Death toll reaches 22 from mudslides, floods in Peru

Mudslides have claimed the lives of nine more people in Peru, bringing the death toll to 22 during the current period of intense rainfall, local reports said. Three people including one child perished in the Pampa Grande sector of Puno department, 1,300 kilometres south-east of Lima near the Bolivian border. Mud and rocks buried the home and destroyed 40 other houses in Alto Inambari in the Sandia province, authorities said. In the central region of Junin, 310 kilometres east of Lima, six people died and 23 were injured when their bus plunged into the Tarma River after being blasted by a boulder loosed from the mountainside by the heavy rains. The total death toll rose to 22 and hundreds of homes were damaged or destroyed by the rains that affected most of the country. Officials said the rains also damaged 62 kilometres of highways, seven bridges, 163 hectares of farmland and 218 animals. (Earthtimes – click here to read complete article)

Titulizadora Peruana Eyes 15-year Securitization

Titulizadora Peruana, the securitization shop being set up with the help of the IFC, is set to open its doors by the end of February and will look to price its first deal in June, Enrique Oliveros, general manager, tells LatinFinance. The offering backed by dollar-denominated mortgages will include a senior tranche of up to 15 years, as well as a smaller junior piece. The fixed rate notes could potentially come in the 6.0%-6.5% range, says Oliveros, though pricing will be determined during the bookbuilding process in June. BBVA Continental issued in December what is considered to be Peru’s first MBS deal, $23.75m in sol-denominated 8-year notes at 6.75%. (Latin Finance)

Credicorp Fourth-Quarter Profit Rises on Loans

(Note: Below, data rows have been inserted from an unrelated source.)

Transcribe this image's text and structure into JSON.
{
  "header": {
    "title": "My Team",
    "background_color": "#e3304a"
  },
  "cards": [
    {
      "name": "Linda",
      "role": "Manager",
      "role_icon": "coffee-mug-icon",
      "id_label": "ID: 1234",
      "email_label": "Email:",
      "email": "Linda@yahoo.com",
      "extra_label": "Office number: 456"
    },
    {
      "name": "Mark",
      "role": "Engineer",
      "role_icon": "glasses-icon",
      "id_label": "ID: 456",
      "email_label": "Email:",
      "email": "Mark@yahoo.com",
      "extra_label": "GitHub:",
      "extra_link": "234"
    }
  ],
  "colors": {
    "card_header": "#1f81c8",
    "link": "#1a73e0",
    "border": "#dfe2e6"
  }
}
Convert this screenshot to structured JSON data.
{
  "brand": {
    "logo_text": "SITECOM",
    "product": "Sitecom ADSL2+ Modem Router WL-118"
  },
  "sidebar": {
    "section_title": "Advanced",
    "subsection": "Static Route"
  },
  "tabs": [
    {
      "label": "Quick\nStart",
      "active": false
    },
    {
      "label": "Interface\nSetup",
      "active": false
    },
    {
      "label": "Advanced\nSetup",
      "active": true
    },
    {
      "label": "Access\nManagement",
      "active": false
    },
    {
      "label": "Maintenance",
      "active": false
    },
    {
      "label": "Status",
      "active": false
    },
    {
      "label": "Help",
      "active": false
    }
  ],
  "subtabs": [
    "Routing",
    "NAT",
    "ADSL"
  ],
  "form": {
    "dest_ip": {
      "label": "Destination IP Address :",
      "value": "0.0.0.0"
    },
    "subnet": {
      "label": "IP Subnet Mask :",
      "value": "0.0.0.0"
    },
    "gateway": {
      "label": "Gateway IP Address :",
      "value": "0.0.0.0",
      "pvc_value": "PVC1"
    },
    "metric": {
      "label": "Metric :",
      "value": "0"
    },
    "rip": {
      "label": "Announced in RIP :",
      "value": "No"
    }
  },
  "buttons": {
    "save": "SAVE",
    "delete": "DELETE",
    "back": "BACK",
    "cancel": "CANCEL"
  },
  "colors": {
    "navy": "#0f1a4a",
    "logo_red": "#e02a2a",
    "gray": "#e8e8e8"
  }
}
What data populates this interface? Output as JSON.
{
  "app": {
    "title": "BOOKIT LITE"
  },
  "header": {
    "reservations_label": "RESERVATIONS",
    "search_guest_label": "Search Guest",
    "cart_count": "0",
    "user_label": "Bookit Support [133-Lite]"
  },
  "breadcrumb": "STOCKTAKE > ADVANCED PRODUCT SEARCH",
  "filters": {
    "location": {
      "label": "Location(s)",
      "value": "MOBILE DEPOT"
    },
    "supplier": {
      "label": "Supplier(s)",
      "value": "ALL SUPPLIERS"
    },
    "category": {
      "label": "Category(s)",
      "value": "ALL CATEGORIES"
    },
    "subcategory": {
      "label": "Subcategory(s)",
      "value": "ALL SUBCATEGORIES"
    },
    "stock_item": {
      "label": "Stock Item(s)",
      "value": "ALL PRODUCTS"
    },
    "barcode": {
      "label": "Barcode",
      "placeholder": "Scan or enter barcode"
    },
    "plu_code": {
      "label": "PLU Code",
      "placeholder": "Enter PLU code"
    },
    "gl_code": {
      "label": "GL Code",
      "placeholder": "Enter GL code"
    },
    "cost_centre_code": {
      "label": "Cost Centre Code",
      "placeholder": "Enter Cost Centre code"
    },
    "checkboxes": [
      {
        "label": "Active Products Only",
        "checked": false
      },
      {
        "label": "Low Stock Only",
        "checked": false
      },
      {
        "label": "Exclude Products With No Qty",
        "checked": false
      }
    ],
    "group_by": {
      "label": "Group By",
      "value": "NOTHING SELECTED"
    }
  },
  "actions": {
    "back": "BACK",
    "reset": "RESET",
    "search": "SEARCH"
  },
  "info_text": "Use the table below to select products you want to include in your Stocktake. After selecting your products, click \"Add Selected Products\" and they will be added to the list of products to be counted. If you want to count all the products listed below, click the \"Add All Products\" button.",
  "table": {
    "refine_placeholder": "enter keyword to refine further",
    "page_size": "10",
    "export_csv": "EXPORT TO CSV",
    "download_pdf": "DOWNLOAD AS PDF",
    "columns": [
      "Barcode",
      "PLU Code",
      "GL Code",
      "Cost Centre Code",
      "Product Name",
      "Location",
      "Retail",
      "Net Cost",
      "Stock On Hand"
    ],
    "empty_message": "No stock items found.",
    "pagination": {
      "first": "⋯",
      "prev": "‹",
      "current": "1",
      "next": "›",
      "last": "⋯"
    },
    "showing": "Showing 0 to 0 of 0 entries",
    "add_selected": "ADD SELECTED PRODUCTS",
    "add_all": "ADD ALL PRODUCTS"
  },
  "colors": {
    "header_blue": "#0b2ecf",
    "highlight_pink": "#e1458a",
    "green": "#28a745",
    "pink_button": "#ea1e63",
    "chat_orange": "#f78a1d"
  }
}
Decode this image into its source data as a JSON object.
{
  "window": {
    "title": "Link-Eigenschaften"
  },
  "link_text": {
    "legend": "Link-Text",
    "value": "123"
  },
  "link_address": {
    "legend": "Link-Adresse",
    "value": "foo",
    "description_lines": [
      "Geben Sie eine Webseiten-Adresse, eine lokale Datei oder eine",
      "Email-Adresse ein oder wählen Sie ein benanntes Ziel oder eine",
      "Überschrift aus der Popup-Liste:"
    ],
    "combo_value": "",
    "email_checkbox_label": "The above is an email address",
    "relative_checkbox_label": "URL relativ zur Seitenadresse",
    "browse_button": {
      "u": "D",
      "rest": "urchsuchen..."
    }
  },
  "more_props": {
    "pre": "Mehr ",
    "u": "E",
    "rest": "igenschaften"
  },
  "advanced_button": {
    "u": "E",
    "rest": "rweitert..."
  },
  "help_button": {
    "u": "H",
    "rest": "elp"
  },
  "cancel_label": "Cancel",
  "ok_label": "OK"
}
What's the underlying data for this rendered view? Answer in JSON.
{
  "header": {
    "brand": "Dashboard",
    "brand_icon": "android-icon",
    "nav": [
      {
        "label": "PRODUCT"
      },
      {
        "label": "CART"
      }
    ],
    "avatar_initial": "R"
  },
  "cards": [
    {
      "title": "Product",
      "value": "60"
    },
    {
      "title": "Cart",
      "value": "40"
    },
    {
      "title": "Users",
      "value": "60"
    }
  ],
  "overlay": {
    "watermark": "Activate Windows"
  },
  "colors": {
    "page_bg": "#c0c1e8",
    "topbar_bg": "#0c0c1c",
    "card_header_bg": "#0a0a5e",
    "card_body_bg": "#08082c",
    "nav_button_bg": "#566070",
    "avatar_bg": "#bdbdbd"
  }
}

Credicorp Ltd., Peru’s largest financial-services company, said fourth-quarter profit rose 48.5 percent on loans and fee-income growth. Net income climbed to $94 million, or $1.18 a U.S.-traded share, from $63.3 million, or 79 cents, a year earlier, Lima- based Credicorp said today in a Web site statement. Earnings beat the $1.072 per-share estimate by three analysts surveyed by Bloomberg. Net interest income rose 31.5 percent to $174.8 million. For 2007, profit jumped 52.3 percent to $350.7 million. “It was clearly an extraordinary year,” said Alonso Aramburu, a strategist with Santander Investment Securities in New York. “The bank’s retail and commercial divisions continue to post strong growth.” Loans and deposits at Peru’s 13 banks jumped to record levels through the end of December as the country’s longest stretch of uninterrupted growth spurs consumer spending, according to Peru’s Banking & Insurance Superintendency. (Bloomberg – click here to read complete article by Alex Emery)